As far as staining your teeth, tea is actually worse because it has a higher number of tannins. This is bad news for nearly half of Americans who drink tea every day — 80% of whom are drinking black tea.
Sugar in Coffee and Tea
Added sugar is another detrimental factor to coffee and tea. 65% of coffee drinkers add sugar to their morning and afternoon pick-me-ups, which is a big contributor to cavities and tooth decay.
If you add sugar to your coffee or tea, you can expect the same damaging effects on your teeth.
The Effects of Caffeine
If that’s not enough, caffeine can also cause dehydration and dry mouth. Dry mouth is a contributing factor to tooth decay and gum disease, as saliva is a natural cleanser which helps wash away bacteria and acid in the mouth.
What About Red Wine?
A survey of over 1,000 Americans showed that over half drank a glass of wine on a daily or several-days-a-week basis.
But red wine has a similar effect on your teeth, as it contains chromogens, tannins and lots of acid.
With all three of these common staples of the American diet, the higher the frequency in which you drink these beverages, the more severe the staining.
If you want to keep your white smile and curb the staining effect of your favorite beverages, try and reduce your coffee, tea and red wine intake.
Limiting add-ins like sugar and brushing your teeth after you drink these beverages can also make a big difference in fighting off stains and tooth decay.

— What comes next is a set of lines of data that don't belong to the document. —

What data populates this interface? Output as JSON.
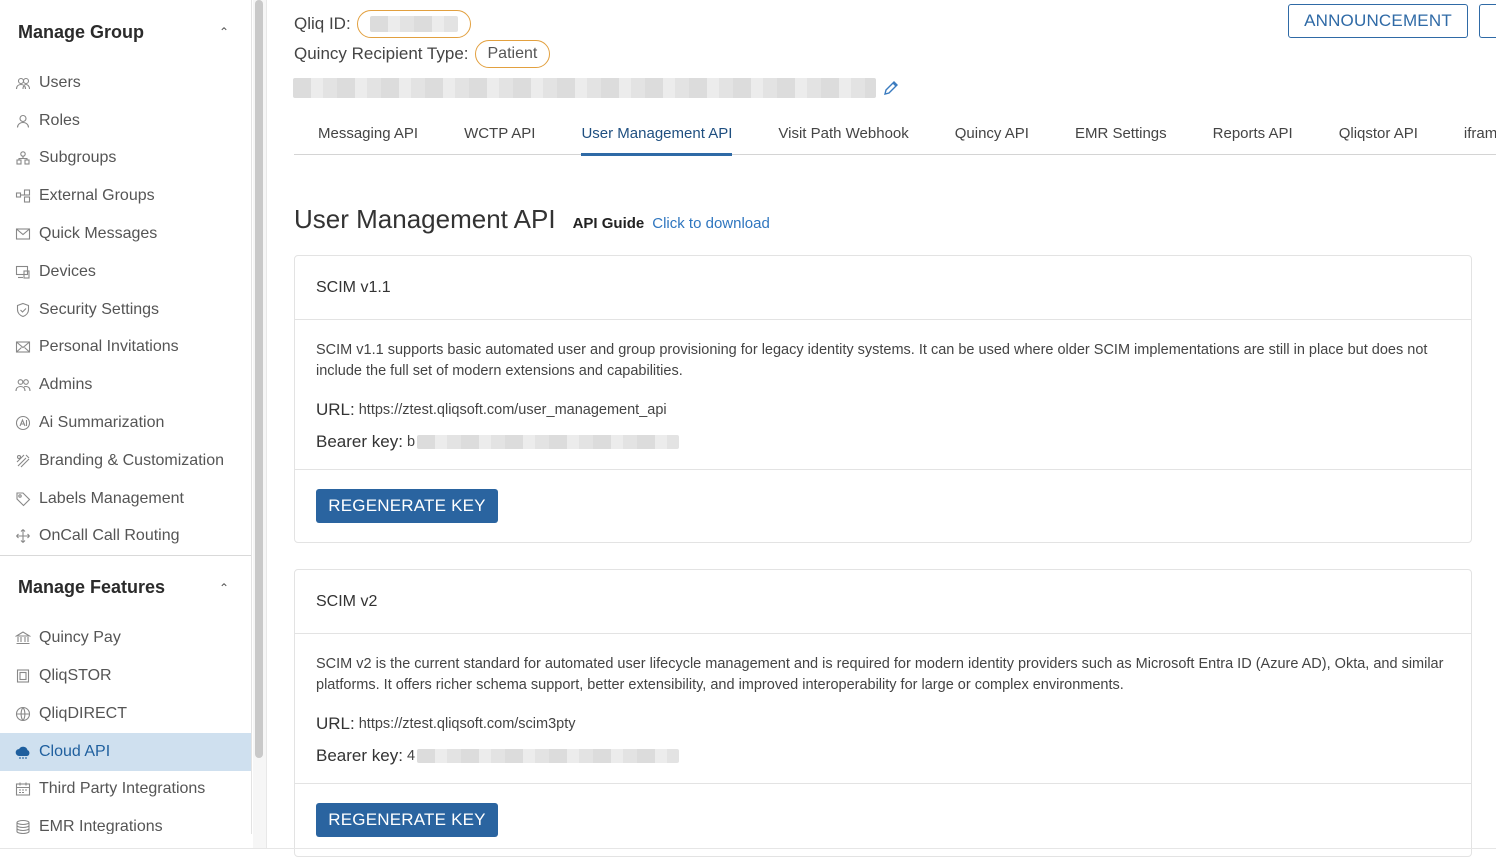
{
  "sidebar": {
    "group1_title": "Manage Group",
    "group1_items": [
      {
        "label": "Users",
        "icon": "users-icon"
      },
      {
        "label": "Roles",
        "icon": "user-icon"
      },
      {
        "label": "Subgroups",
        "icon": "subgroups-icon"
      },
      {
        "label": "External Groups",
        "icon": "external-groups-icon"
      },
      {
        "label": "Quick Messages",
        "icon": "message-icon"
      },
      {
        "label": "Devices",
        "icon": "devices-icon"
      },
      {
        "label": "Security Settings",
        "icon": "shield-icon"
      },
      {
        "label": "Personal Invitations",
        "icon": "envelope-icon"
      },
      {
        "label": "Admins",
        "icon": "admins-icon"
      },
      {
        "label": "Ai Summarization",
        "icon": "ai-icon"
      },
      {
        "label": "Branding & Customization",
        "icon": "branding-icon"
      },
      {
        "label": "Labels Management",
        "icon": "tag-icon"
      },
      {
        "label": "OnCall Call Routing",
        "icon": "routing-icon"
      }
    ],
    "group2_title": "Manage Features",
    "group2_items": [
      {
        "label": "Quincy Pay",
        "icon": "bank-icon"
      },
      {
        "label": "QliqSTOR",
        "icon": "storage-icon"
      },
      {
        "label": "QliqDIRECT",
        "icon": "globe-icon"
      },
      {
        "label": "Cloud API",
        "icon": "cloud-icon",
        "active": true
      },
      {
        "label": "Third Party Integrations",
        "icon": "calendar-icon"
      },
      {
        "label": "EMR Integrations",
        "icon": "database-icon"
      }
    ]
  },
  "header": {
    "qliq_id_label": "Qliq ID:",
    "recipient_type_label": "Quincy Recipient Type:",
    "recipient_type_value": "Patient",
    "announcement_label": "ANNOUNCEMENT"
  },
  "tabs": [
    "Messaging API",
    "WCTP API",
    "User Management API",
    "Visit Path Webhook",
    "Quincy API",
    "EMR Settings",
    "Reports API",
    "Qliqstor API",
    "iframe AP"
  ],
  "active_tab": "User Management API",
  "page": {
    "title": "User Management API",
    "guide_label": "API Guide",
    "guide_link": "Click to download"
  },
  "cards": [
    {
      "title": "SCIM v1.1",
      "description": "SCIM v1.1 supports basic automated user and group provisioning for legacy identity systems. It can be used where older SCIM implementations are still in place but does not include the full set of modern extensions and capabilities.",
      "url_label": "URL:",
      "url_value": "https://ztest.qliqsoft.com/user_management_api",
      "key_label": "Bearer key:",
      "key_prefix": "b",
      "button_label": "REGENERATE KEY"
    },
    {
      "title": "SCIM v2",
      "description": "SCIM v2 is the current standard for automated user lifecycle management and is required for modern identity providers such as Microsoft Entra ID (Azure AD), Okta, and similar platforms. It offers richer schema support, better extensibility, and improved interoperability for large or complex environments.",
      "url_label": "URL:",
      "url_value": "https://ztest.qliqsoft.com/scim3pty",
      "key_label": "Bearer key:",
      "key_prefix": "4",
      "button_label": "REGENERATE KEY"
    }
  ],
  "colors": {
    "accent": "#2a64a0",
    "active_bg": "#cfe0ef",
    "pill_border": "#e2a03f"
  }
}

Brought to you by Access Dental. Material discussed is meant for general informational purposes only and is not to be construed as medical advice. Although the information has been gathered from sources believed to be reliable, please note that individual situations can vary. You should always consult a licensed professional when making decisions concerning dental care. Add: #2017-44379 (exp. 8/19).